I think the Porsche GT3 RS vs. Mercedes-AMG GT R debate is a pretty cut and dry one. One is like going to the symphony, while other is going to a rock concert. Both have their places and can be highly entertaining, and neither is in any way not a totally fulfilling machine. Of course the RS is the symphony with its precision skills and nearly flawless execution of nearly everything you can throw at it. While the GT R is the rock concert with its thrashing handling, roaring sound, and wildness that will keep you up to the edge and maybe even over it if you aren’t careful. Which would I chose? Oh man.
Just when you thought the Mercedes-Benz AMG GT R couldn’t get any bonkers, AMG turned it up to 11. Just to be clear here, the standard GT R, as if there is anything “standard” about it, was a car so bonkers and track focused that it held the Nürburgring production car lap record for a short time. So what did it need? More stuff! All that stuff seemed to pay off, as somehow they shaved another six seconds off that lap time without adding any more power at all. How is that possible? Lighter, stiffer, and more aero. That is what this boils down to. Production is limited to just 750 examples, and one happened to pop up in Florida with an impressive 5,000 miles on the odometer.

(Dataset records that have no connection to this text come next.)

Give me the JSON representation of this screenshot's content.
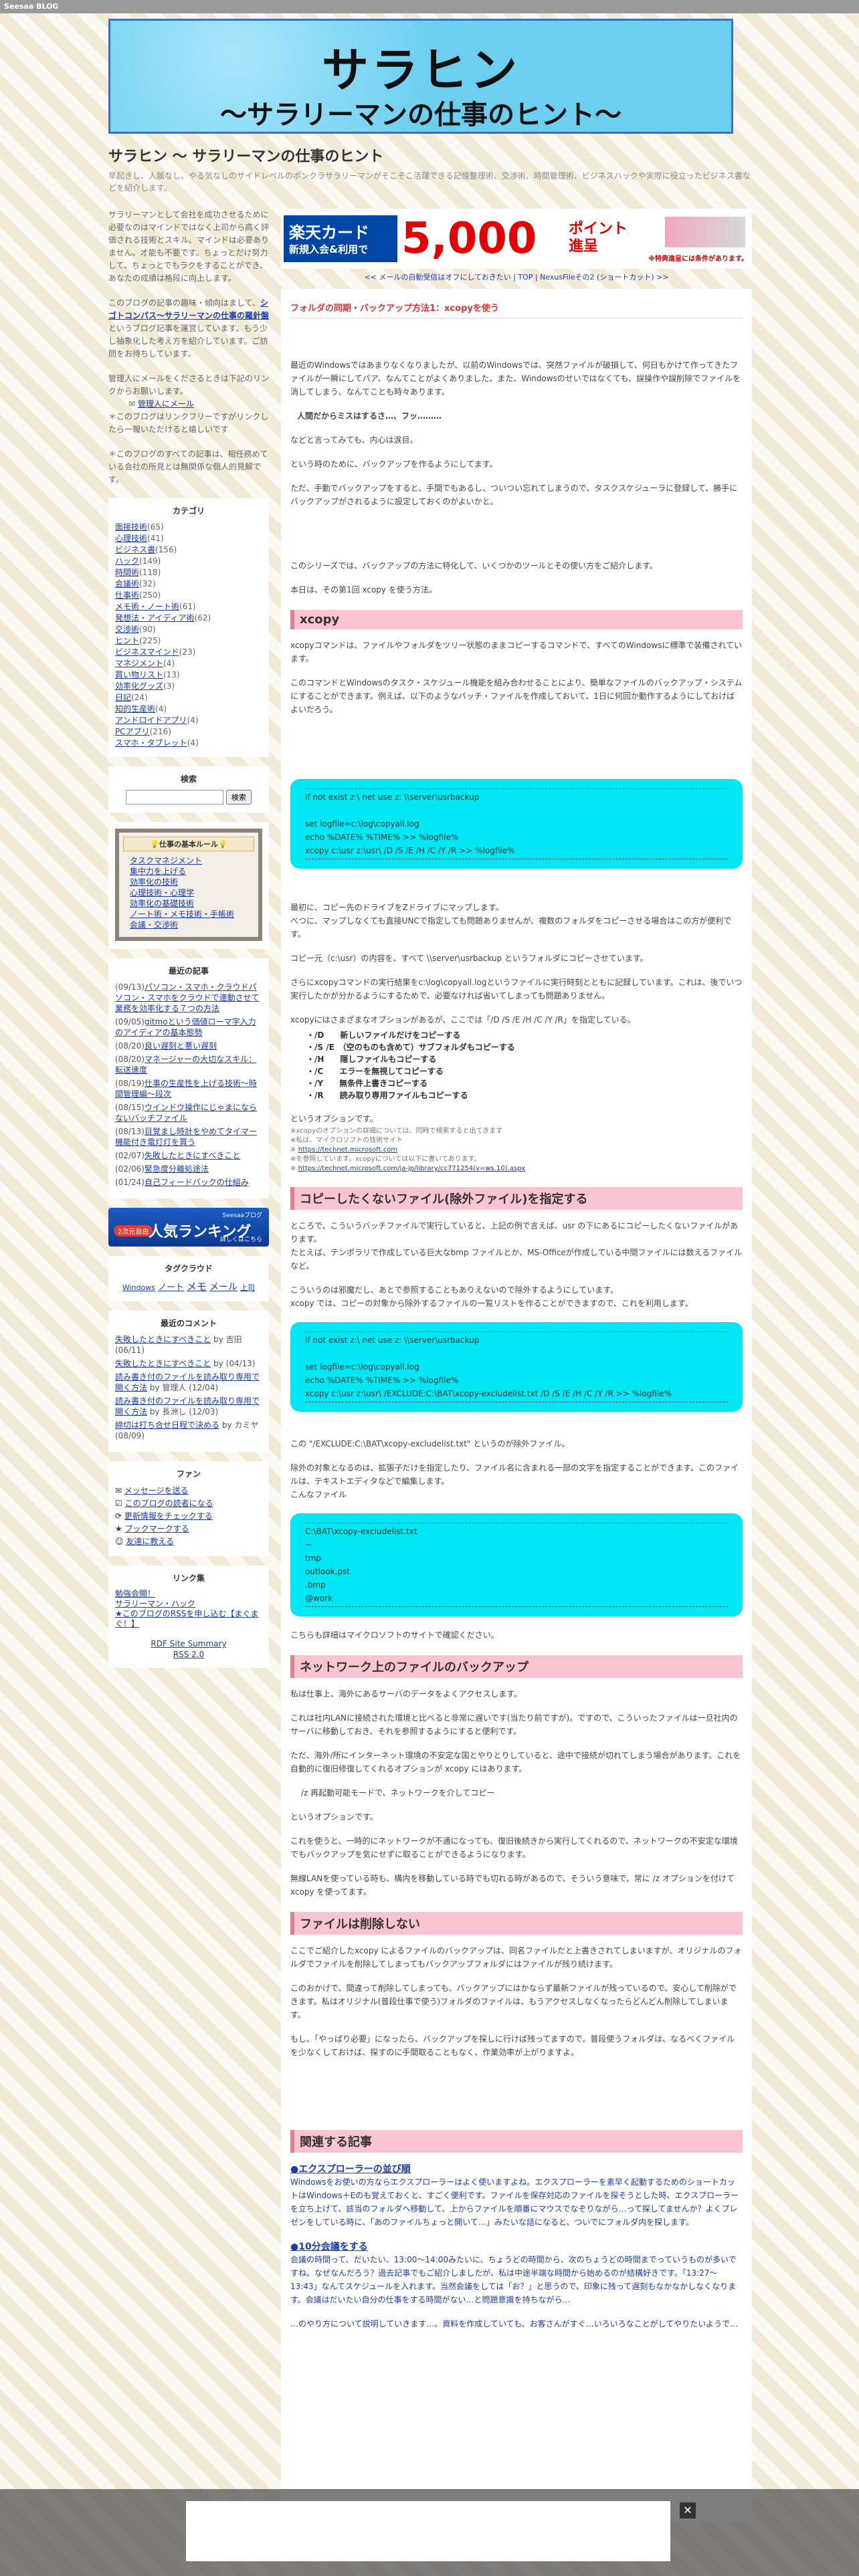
{
  "topbar": {
    "brand": "Seesaa BLOG"
  },
  "banner": {
    "title": "サラヒン",
    "subtitle": "〜サラリーマンの仕事のヒント〜"
  },
  "site": {
    "title": "サラヒン 〜 サラリーマンの仕事のヒント",
    "description": "早起きし、人脈なし、やる気なしのサイドレベルのポンクラサラリーマンがそこそこ活躍できる記憶整理術、交渉術、時間管理術、ビジネスハックや実際に役立ったビジネス書などを紹介します。"
  },
  "intro": {
    "p1": "サラリーマンとして会社を成功させるために必要なのはマインドではなく上司から高く評価される技術とスキル。マインドは必要ありません。才能も不要です。ちょっとだけ努力して、ちょっとでもラクをすることができ、あなたの成績は格段に向上します。",
    "p2_pre": "このブログの記事の趣味・傾向はまして、",
    "p2_link": "シゴトコンパス〜サラリーマンの仕事の羅針盤",
    "p2_post": "というブログ記事を運営しています。もう少し抽象化した考え方を紹介しています。ご訪問をお待ちしています。",
    "p3": "管理人にメールをくださるときは下記のリンクからお願いします。",
    "p3_link": "管理人にメール",
    "p4": "＊このブログはリンクフリーですがリンクしたら一報いただけると嬉しいです",
    "p5": "＊このブログのすべての記事は、相任務めている会社の所見とは無関係な個人的見解です。"
  },
  "categories": {
    "title": "カテゴリ",
    "items": [
      {
        "label": "面接技術",
        "count": "(65)"
      },
      {
        "label": "心理技術",
        "count": "(41)"
      },
      {
        "label": "ビジネス書",
        "count": "(156)"
      },
      {
        "label": "ハック",
        "count": "(149)"
      },
      {
        "label": "時間術",
        "count": "(118)"
      },
      {
        "label": "会議術",
        "count": "(32)"
      },
      {
        "label": "仕事術",
        "count": "(250)"
      },
      {
        "label": "メモ術・ノート術",
        "count": "(61)"
      },
      {
        "label": "発想法・アイディア術",
        "count": "(62)"
      },
      {
        "label": "交渉術",
        "count": "(90)"
      },
      {
        "label": "ヒント",
        "count": "(225)"
      },
      {
        "label": "ビジネスマインド",
        "count": "(23)"
      },
      {
        "label": "マネジメント",
        "count": "(4)"
      },
      {
        "label": "買い物リスト",
        "count": "(13)"
      },
      {
        "label": "効率化グッズ",
        "count": "(3)"
      },
      {
        "label": "日記",
        "count": "(24)"
      },
      {
        "label": "知的生産術",
        "count": "(4)"
      },
      {
        "label": "アンドロイドアプリ",
        "count": "(4)"
      },
      {
        "label": "PCアプリ",
        "count": "(216)"
      },
      {
        "label": "スマホ・タブレット",
        "count": "(4)"
      }
    ]
  },
  "search": {
    "title": "検索",
    "button": "検索",
    "placeholder": ""
  },
  "rules": {
    "title": "仕事の基本ルール",
    "items": [
      "タスクマネジメント",
      "集中力を上げる",
      "効率化の技術",
      "心理技術・心理学",
      "効率化の基礎技術",
      "ノート術・メモ技術・手帳術",
      "会議・交渉術"
    ]
  },
  "recent": {
    "title": "最近の記事",
    "items": [
      {
        "date": "(09/13)",
        "text": "パソコン・スマホ・クラウドパソコン・スマホをクラウドで連動させて業務を効率化する７つの方法"
      },
      {
        "date": "(09/05)",
        "text": "gitmoという価値ローマ字入力のアイディアの基本態勢"
      },
      {
        "date": "(08/20)",
        "text": "良い遅刻と悪い遅刻"
      },
      {
        "date": "(08/20)",
        "text": "マネージャーの大切なスキル：転送速度"
      },
      {
        "date": "(08/19)",
        "text": "仕事の生産性を上げる技術〜時間管理編〜段次"
      },
      {
        "date": "(08/15)",
        "text": "ウインドウ操作にじゃまにならないバッチファイル"
      },
      {
        "date": "(08/13)",
        "text": "目覚まし時計をやめてタイマー機能付き電灯灯を買う"
      },
      {
        "date": "(02/07)",
        "text": "失敗したときにすべきこと"
      },
      {
        "date": "(02/06)",
        "text": "緊急度分離処途法"
      },
      {
        "date": "(01/24)",
        "text": "自己フィードバックの仕組み"
      }
    ]
  },
  "ranking": {
    "top": "Seesaaブログ",
    "tag": "2次元自由",
    "label": "人気ランキング",
    "more": "詳しくはこちら"
  },
  "tags": {
    "title": "タグクラウド",
    "items": [
      "Windows",
      "ノート",
      "メモ",
      "メール",
      "上司"
    ]
  },
  "comments": {
    "title": "最近のコメント",
    "items": [
      {
        "link": "失敗したときにすべきこと",
        "by": "by 吉田 (06/11)"
      },
      {
        "link": "失敗したときにすべきこと",
        "by": "by (04/13)"
      },
      {
        "link": "読み書き付のファイルを読み取り専用で開く方法",
        "by": "by 管理人 (12/04)"
      },
      {
        "link": "読み書き付のファイルを読み取り専用で開く方法",
        "by": "by 長洲し (12/03)"
      },
      {
        "link": "締切は打ち合せ日程で決める",
        "by": "by カミヤ (08/09)"
      }
    ]
  },
  "fan": {
    "title": "ファン",
    "items": [
      "メッセージを送る",
      "このブログの読者になる",
      "更新情報をチェックする",
      "ブックマークする",
      "友達に教える"
    ]
  },
  "links": {
    "title": "リンク集",
    "items": [
      "勉強会開！",
      "サラリーマン・ハック",
      "★このブログのRSSを申し込む【まぐまぐ！】"
    ]
  },
  "rss": {
    "items": [
      "RDF Site Summary",
      "RSS 2.0"
    ]
  },
  "ad": {
    "brand": "楽天カード",
    "sub": "新規入会&利用で",
    "points": "5,000",
    "unit": "ポイント進呈",
    "note": "※特典進呈には条件があります。"
  },
  "ad_under": "<< メールの自動受信はオフにしておきたい | TOP | NexusFileその2 (ショートカット) >>",
  "article": {
    "title": "フォルダの同期・バックアップ方法1：xcopyを使う",
    "p1": "最近のWindowsではあまりなくなりましたが、以前のWindowsでは、突然ファイルが破損して、何日もかけて作ってきたファイルが一瞬にしてパア、なんてことがよくありました。また、Windowsのせいではなくても、誤操作や誤削除でファイルを消してしまう、なんてことも時々あります。",
    "p2": "人間だからミスはするさ…、フッ………",
    "p3": "などと言ってみても、内心は涙目。",
    "p4": "という時のために、バックアップを作るようにしてます。",
    "p5": "ただ、手動でバックアップをすると、手間でもあるし、ついつい忘れてしまうので、タスクスケジューラに登録して、勝手にバックアップがされるように設定しておくのがよいかと。",
    "p6": "このシリーズでは、バックアップの方法に特化して、いくつかのツールとその使い方をご紹介します。",
    "p7": "本日は、その第1回 xcopy を使う方法。",
    "h_xcopy": "xcopy",
    "p8": "xcopyコマンドは、ファイルやフォルダをツリー状態のままコピーするコマンドで、すべてのWindowsに標準で装備されています。",
    "p9": "このコマンドとWindowsのタスク・スケジュール機能を組み合わせることにより、簡単なファイルのバックアップ・システムにすることができます。例えば、以下のようなバッチ・ファイルを作成しておいて、1日に何回か動作するようにしておけばよいだろう。",
    "code1": [
      "if not exist z:\\ net use z: \\\\server\\usrbackup",
      "",
      "set logfile=c:\\log\\copyall.log",
      "echo %DATE% %TIME% >> %logfile%",
      "xcopy c:\\usr z:\\usr\\ /D /S /E /H /C /Y /R >> %logfile%"
    ],
    "p10": "最初に、コピー先のドライブをZドライブにマップします。",
    "p11": "べつに、マップしなくても直接UNCで指定しても問題ありませんが、複数のフォルダをコピーさせる場合はこの方が便利です。",
    "p12": "コピー元（c:\\usr）の内容を、すべて \\\\server\\usrbackup というフォルダにコピーさせています。",
    "p13": "さらにxcopyコマンドの実行結果をc:\\log\\copyall.logというファイルに実行時刻とともに記録しています。これは、後でいつ実行したかが分かるようにするためで、必要なければ省いてしまっても問題ありません。",
    "p14": "xcopyにはさまざまなオプションがあるが、ここでは「/D /S /E /H /C /Y /R」を指定している。",
    "opts": [
      "・/D　　新しいファイルだけをコピーする",
      "・/S /E　（空のものも含めて）サブフォルダもコピーする",
      "・/H　　隠しファイルもコピーする",
      "・/C　　エラーを無視してコピーする",
      "・/Y　　無条件上書きコピーする",
      "・/R　　読み取り専用ファイルもコピーする"
    ],
    "p15": "というオプションです。",
    "p16": "※xcopyのオプションの詳細については、同時で検索すると出てきます",
    "p16b": "※私は、マイクロソフトの技術サイト",
    "link1": "https://technet.microsoft.com",
    "p16c": "※を参照しています。xcopyについては以下に書いてあります。",
    "link2": "https://technet.microsoft.com/ja-jp/library/cc771254(v=ws.10).aspx",
    "h_exclude": "コピーしたくないファイル(除外ファイル)を指定する",
    "p17": "ところで、こういうバッチファイルで実行していると、上記の例で言えば、usr の下にあるにコピーしたくないファイルがあります。",
    "p18": "たとえば、テンポラリで作成している巨大なbmp ファイルとか、MS-Officeが作成している中間ファイルには数えるファイルなど。",
    "p19": "こういうのは邪魔だし、あとで参照することもありえないので除外するようにしています。",
    "p20": "xcopy では、コピーの対象から除外するファイルの一覧リストを作ることができますので、これを利用します。",
    "code2": [
      "if not exist z:\\ net use z: \\\\server\\usrbackup",
      "",
      "set logfile=c:\\log\\copyall.log",
      "echo %DATE% %TIME% >> %logfile%",
      "xcopy c:\\usr z:\\usr\\ /EXCLUDE:C:\\BAT\\xcopy-excludelist.txt /D /S /E /H /C /Y /R >> %logfile%"
    ],
    "p21": "この \"/EXCLUDE:C:\\BAT\\xcopy-excludelist.txt\" というのが除外ファイル。",
    "p22": "除外の対象となるのは、拡張子だけを指定したり、ファイル名に含まれる一部の文字を指定することができます。このファイルは、テキストエディタなどで編集します。",
    "p23": "こんなファイル",
    "code3": [
      "C:\\BAT\\xcopy-excludelist.txt",
      "~",
      "tmp",
      "outlook.pst",
      ".bmp",
      "@work"
    ],
    "p24": "こちらも詳細はマイクロソフトのサイトで確認ください。",
    "h_network": "ネットワーク上のファイルのバックアップ",
    "p25": "私は仕事上、海外にあるサーバのデータをよくアクセスします。",
    "p26": "これは社内LANに接続された環境と比べると非常に遅いです(当たり前ですが)。ですので、こういったファイルは一旦社内のサーバに移動しておき、それを参照するようにすると便利です。",
    "p27": "ただ、海外/所にインターネット環境の不安定な国とやりとりしていると、途中で接続が切れてしまう場合があります。これを自動的に復旧修復してくれるオプションが xcopy にはあります。",
    "p28": "/z 再起動可能モードで、ネットワークを介してコピー",
    "p29": "というオプションです。",
    "p30": "これを使うと、一時的にネットワークが不通になっても、復旧後続きから実行してくれるので、ネットワークの不安定な環境でもバックアップを気にせずに取ることができるようになります。",
    "p31": "無線LANを使っている時も、構内を移動している時でも切れる時があるので、そういう意味で、常に /z オプションを付けて xcopy を使ってます。",
    "h_nodelete": "ファイルは削除しない",
    "p32": "ここでご紹介したxcopy によるファイルのバックアップは、同名ファイルだと上書きされてしまいますが、オリジナルのフォルダでファイルを削除してしまってもバックアップフォルダにはファイルが残り続けます。",
    "p33": "このおかげで、間違って削除してしまっても、バックアップにはかならず最新ファイルが残っているので、安心して削除ができます。私はオリジナル(普段仕事で使う)フォルダのファイルは、もうアクセスしなくなったらどんどん削除してしまいます。",
    "p34": "もし、「やっぱり必要」になったら、バックアップを探しに行けば残ってますので。普段使うフォルダは、なるべくファイルを少なくしておけば、探すのに手間取ることもなく、作業効率が上がりますよ。",
    "h_related": "関連する記事",
    "rel1_title": "●エクスプローラーの並び順",
    "rel1_text": "Windowsをお使いの方ならエクスプローラーはよく使いますよね。エクスプローラーを素早く起動するためのショートカットはWindows＋Eのも覚えておくと、すごく便利です。ファイルを保存対応のファイルを探そうとした時、エクスプローラーを立ち上げて、該当のフォルダへ移動して、上からファイルを順番にマウスでなぞりながら…って探してませんか？よくプレゼンをしている時に、「あのファイルちょっと開いて…」みたいな話になると、ついでにフォルダ内を探します。",
    "rel2_title": "●10分会議をする",
    "rel2_text": "会議の時間って、だいたい、13:00〜14:00みたいに、ちょうどの時間から、次のちょうどの時間までっていうものが多いですね。なぜなんだろう？過去記事でもご紹介しましたが、私は中途半端な時間から始めるのが結構好きです。「13:27〜13:43」なんてスケジュールを入れます。当然会議をしては「お？」と思うので、印象に残って遅刻もなかなかしなくなります。会議はだいたい自分の仕事をする時間がない…と問題意識を持ちながら…",
    "rel3_text": "…のやり方について説明していきます…。資料を作成していても、お客さんがすぐ…いろいろなことがしてやりたいようで…"
  },
  "bottom_ad": {
    "close": "✕"
  }
}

My favorite new Mercedes-Benz, the AMG GT R, just past its first birthday and I thought I’d swing back around to check in at where they are at value wise. When I first look at this model, a Green Hell Mango example with just 42 miles was listed for a little under $260,000. I thought that was a little odd because the sticker price was around $190,000 and some very good Mercedes customers were getting them for that. A few months later I looked at a black one with 300 miles that was listed much cheaper at $207,500. Quite the discount. Then, back in October I found another Green Hell Magno (what a name) with 2,200 miles for $185,000. Naturally, I thought I’d keep up with the pattern and check out another Magnetite Black car up for bid in the Los Angeles area. Are the prices still dropping?